### Data

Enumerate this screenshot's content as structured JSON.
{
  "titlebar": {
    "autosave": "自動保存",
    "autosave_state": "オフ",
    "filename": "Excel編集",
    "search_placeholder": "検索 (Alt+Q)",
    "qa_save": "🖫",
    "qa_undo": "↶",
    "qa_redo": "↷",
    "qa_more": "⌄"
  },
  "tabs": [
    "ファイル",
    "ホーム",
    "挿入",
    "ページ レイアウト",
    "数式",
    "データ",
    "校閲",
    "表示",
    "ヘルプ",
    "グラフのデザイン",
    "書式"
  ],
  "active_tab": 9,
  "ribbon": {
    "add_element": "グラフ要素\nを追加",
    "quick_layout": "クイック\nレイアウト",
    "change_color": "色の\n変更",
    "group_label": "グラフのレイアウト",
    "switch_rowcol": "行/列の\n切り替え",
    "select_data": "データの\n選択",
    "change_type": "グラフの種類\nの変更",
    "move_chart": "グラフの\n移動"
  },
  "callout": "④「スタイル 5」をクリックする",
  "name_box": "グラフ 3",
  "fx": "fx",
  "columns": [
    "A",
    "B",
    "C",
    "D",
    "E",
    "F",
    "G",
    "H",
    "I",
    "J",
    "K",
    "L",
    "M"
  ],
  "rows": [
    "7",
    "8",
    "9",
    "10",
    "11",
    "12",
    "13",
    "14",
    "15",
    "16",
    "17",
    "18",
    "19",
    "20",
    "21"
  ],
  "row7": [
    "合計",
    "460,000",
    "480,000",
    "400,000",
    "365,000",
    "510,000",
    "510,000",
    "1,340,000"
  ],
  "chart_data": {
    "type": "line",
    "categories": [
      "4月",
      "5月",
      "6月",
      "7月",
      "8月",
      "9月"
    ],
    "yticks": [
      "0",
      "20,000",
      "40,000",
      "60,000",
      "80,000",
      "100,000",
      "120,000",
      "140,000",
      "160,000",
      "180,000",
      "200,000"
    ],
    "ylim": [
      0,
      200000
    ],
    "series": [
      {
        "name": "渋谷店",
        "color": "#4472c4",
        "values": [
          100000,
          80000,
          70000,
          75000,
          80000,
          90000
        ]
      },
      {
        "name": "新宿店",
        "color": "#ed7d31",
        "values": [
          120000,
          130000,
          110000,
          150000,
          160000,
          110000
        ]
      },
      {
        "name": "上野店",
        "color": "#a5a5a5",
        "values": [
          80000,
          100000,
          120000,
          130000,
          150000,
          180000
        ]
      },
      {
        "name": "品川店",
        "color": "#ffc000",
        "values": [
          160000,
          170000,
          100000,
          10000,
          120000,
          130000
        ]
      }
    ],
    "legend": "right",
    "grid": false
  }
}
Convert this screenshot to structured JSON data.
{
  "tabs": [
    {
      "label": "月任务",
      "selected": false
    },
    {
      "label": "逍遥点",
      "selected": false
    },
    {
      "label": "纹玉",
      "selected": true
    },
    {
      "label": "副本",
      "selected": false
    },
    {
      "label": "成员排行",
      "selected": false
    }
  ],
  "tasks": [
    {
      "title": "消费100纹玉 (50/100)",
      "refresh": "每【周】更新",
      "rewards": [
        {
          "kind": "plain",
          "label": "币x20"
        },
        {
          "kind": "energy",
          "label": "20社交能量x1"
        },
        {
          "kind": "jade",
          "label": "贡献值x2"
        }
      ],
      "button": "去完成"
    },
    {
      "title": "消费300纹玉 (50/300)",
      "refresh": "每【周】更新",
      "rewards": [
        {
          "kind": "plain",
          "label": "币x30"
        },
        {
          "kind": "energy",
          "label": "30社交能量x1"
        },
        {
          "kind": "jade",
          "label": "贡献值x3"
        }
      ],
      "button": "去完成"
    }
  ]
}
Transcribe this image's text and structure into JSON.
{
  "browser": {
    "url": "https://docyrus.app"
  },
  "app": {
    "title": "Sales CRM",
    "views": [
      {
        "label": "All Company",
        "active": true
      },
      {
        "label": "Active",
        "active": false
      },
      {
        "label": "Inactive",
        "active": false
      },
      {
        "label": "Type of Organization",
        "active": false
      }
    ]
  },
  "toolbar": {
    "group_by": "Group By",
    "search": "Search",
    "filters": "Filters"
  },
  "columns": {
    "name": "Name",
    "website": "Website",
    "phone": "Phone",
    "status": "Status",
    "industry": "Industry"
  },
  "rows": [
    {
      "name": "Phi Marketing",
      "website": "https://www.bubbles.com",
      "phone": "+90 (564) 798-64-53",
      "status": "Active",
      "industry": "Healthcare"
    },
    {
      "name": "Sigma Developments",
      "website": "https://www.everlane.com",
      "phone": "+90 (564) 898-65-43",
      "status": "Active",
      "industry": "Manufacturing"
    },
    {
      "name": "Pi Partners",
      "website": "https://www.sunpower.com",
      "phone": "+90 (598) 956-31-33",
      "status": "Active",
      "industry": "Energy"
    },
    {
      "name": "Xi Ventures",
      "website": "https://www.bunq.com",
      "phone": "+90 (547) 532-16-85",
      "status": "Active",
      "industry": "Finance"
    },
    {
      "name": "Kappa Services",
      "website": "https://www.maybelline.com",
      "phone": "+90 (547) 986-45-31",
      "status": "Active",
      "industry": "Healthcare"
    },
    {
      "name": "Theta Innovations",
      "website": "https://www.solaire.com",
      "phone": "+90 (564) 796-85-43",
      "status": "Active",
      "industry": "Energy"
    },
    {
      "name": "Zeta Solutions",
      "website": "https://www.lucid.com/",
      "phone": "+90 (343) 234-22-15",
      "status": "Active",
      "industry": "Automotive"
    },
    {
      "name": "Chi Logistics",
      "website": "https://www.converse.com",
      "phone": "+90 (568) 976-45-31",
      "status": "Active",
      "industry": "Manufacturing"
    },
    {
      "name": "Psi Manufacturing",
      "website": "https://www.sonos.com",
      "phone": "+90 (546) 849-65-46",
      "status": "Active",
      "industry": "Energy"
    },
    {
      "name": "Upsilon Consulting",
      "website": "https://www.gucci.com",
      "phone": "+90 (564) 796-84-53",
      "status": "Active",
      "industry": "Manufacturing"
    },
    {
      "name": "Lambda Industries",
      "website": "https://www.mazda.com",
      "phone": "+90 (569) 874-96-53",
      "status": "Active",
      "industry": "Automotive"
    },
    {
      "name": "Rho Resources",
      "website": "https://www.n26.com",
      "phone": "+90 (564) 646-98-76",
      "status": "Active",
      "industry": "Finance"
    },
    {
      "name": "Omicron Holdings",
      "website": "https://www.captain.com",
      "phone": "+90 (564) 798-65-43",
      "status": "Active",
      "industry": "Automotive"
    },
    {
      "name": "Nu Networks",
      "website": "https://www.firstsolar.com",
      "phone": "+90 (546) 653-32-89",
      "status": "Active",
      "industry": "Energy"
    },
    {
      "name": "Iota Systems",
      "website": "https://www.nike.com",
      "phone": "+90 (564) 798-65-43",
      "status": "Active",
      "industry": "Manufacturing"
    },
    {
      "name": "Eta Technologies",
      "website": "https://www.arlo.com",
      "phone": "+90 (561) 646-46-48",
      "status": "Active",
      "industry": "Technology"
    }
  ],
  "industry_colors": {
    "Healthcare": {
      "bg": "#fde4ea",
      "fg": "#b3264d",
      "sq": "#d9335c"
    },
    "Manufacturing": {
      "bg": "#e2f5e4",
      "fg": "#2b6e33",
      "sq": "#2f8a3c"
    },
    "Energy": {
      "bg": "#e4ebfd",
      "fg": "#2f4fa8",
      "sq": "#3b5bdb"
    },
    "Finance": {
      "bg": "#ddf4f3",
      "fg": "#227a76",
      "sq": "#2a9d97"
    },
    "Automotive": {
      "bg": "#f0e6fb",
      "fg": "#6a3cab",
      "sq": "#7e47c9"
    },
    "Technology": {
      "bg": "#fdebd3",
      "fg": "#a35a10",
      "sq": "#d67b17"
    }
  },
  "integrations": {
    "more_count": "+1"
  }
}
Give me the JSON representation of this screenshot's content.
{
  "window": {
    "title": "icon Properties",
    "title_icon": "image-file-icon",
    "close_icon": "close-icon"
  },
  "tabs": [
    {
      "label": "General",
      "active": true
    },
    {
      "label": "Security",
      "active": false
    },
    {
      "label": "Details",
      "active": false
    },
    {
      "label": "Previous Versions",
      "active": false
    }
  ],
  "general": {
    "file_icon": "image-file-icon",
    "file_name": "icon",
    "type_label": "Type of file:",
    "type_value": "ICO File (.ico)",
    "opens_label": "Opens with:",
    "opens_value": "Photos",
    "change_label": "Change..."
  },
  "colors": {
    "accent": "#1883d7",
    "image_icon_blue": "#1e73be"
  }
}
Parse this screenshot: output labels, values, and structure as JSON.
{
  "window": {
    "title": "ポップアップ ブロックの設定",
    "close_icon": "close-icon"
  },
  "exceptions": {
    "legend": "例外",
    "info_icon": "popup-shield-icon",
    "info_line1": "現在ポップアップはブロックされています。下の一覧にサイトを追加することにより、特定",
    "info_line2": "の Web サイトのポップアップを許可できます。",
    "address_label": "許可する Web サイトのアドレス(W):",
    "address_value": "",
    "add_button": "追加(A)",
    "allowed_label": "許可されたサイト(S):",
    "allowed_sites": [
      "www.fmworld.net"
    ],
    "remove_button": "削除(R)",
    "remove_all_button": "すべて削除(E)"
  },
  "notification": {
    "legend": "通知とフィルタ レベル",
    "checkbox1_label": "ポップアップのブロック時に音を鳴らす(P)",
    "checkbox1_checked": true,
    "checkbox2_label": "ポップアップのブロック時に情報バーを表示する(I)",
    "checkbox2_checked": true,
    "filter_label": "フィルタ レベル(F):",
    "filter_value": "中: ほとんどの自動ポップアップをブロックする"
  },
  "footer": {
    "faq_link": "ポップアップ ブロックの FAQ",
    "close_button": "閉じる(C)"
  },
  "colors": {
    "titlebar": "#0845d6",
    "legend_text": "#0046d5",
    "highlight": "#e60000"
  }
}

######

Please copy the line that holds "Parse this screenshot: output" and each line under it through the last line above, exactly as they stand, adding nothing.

▶ _Written answer_
Parse this screenshot: output labels, values, and structure as JSON.
{
  "window": {
    "title": "ポップアップ ブロックの設定",
    "close_icon": "close-icon"
  },
  "exceptions": {
    "legend": "例外",
    "info_icon": "popup-shield-icon",
    "info_line1": "現在ポップアップはブロックされています。下の一覧にサイトを追加することにより、特定",
    "info_line2": "の Web サイトのポップアップを許可できます。",
    "address_label": "許可する Web サイトのアドレス(W):",
    "address_value": "",
    "add_button": "追加(A)",
    "allowed_label": "許可されたサイト(S):",
    "allowed_sites": [
      "www.fmworld.net"
    ],
    "remove_button": "削除(R)",
    "remove_all_button": "すべて削除(E)"
  },
  "notification": {
    "legend": "通知とフィルタ レベル",
    "checkbox1_label": "ポップアップのブロック時に音を鳴らす(P)",
    "checkbox1_checked": true,
    "checkbox2_label": "ポップアップのブロック時に情報バーを表示する(I)",
    "checkbox2_checked": true,
    "filter_label": "フィルタ レベル(F):",
    "filter_value": "中: ほとんどの自動ポップアップをブロックする"
  },
  "footer": {
    "faq_link": "ポップアップ ブロックの FAQ",
    "close_button": "閉じる(C)"
  },
  "colors": {
    "titlebar": "#0845d6",
    "legend_text": "#0046d5",
    "highlight": "#e60000"
  }
}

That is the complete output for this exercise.